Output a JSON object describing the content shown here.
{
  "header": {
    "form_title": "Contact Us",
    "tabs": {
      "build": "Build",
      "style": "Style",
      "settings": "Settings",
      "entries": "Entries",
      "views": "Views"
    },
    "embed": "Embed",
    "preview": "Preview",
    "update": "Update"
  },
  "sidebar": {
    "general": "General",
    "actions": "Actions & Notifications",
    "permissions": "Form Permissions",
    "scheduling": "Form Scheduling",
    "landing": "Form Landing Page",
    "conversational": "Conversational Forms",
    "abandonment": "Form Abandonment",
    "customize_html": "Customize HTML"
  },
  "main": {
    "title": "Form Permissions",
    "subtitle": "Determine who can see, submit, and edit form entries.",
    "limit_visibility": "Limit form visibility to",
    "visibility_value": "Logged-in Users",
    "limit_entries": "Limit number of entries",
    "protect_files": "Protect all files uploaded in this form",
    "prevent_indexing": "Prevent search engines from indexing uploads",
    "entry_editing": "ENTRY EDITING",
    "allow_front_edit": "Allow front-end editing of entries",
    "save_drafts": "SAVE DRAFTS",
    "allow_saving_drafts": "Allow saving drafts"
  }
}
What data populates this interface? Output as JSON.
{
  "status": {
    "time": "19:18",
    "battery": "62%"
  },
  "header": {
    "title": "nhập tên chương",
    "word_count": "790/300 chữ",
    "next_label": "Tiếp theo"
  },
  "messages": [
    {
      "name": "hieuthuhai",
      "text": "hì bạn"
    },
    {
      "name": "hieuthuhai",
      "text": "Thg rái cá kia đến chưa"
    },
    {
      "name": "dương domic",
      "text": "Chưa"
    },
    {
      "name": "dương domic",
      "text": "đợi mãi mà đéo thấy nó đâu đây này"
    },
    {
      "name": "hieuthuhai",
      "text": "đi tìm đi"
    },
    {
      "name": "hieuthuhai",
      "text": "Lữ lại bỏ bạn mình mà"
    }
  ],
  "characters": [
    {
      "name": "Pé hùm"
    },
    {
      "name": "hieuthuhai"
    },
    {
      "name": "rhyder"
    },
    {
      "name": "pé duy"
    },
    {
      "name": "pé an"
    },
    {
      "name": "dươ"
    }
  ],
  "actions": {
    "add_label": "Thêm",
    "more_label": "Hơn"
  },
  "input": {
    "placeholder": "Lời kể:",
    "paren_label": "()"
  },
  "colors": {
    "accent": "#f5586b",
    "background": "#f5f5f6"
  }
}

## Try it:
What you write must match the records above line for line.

## Your solution:
Output a JSON object describing the content shown here.
{
  "header": {
    "form_title": "Contact Us",
    "tabs": {
      "build": "Build",
      "style": "Style",
      "settings": "Settings",
      "entries": "Entries",
      "views": "Views"
    },
    "embed": "Embed",
    "preview": "Preview",
    "update": "Update"
  },
  "sidebar": {
    "general": "General",
    "actions": "Actions & Notifications",
    "permissions": "Form Permissions",
    "scheduling": "Form Scheduling",
    "landing": "Form Landing Page",
    "conversational": "Conversational Forms",
    "abandonment": "Form Abandonment",
    "customize_html": "Customize HTML"
  },
  "main": {
    "title": "Form Permissions",
    "subtitle": "Determine who can see, submit, and edit form entries.",
    "limit_visibility": "Limit form visibility to",
    "visibility_value": "Logged-in Users",
    "limit_entries": "Limit number of entries",
    "protect_files": "Protect all files uploaded in this form",
    "prevent_indexing": "Prevent search engines from indexing uploads",
    "entry_editing": "ENTRY EDITING",
    "allow_front_edit": "Allow front-end editing of entries",
    "save_drafts": "SAVE DRAFTS",
    "allow_saving_drafts": "Allow saving drafts"
  }
}
What data populates this interface? Output as JSON.
{
  "status": {
    "time": "19:18",
    "battery": "62%"
  },
  "header": {
    "title": "nhập tên chương",
    "word_count": "790/300 chữ",
    "next_label": "Tiếp theo"
  },
  "messages": [
    {
      "name": "hieuthuhai",
      "text": "hì bạn"
    },
    {
      "name": "hieuthuhai",
      "text": "Thg rái cá kia đến chưa"
    },
    {
      "name": "dương domic",
      "text": "Chưa"
    },
    {
      "name": "dương domic",
      "text": "đợi mãi mà đéo thấy nó đâu đây này"
    },
    {
      "name": "hieuthuhai",
      "text": "đi tìm đi"
    },
    {
      "name": "hieuthuhai",
      "text": "Lữ lại bỏ bạn mình mà"
    }
  ],
  "characters": [
    {
      "name": "Pé hùm"
    },
    {
      "name": "hieuthuhai"
    },
    {
      "name": "rhyder"
    },
    {
      "name": "pé duy"
    },
    {
      "name": "pé an"
    },
    {
      "name": "dươ"
    }
  ],
  "actions": {
    "add_label": "Thêm",
    "more_label": "Hơn"
  },
  "input": {
    "placeholder": "Lời kể:",
    "paren_label": "()"
  },
  "colors": {
    "accent": "#f5586b",
    "background": "#f5f5f6"
  }
}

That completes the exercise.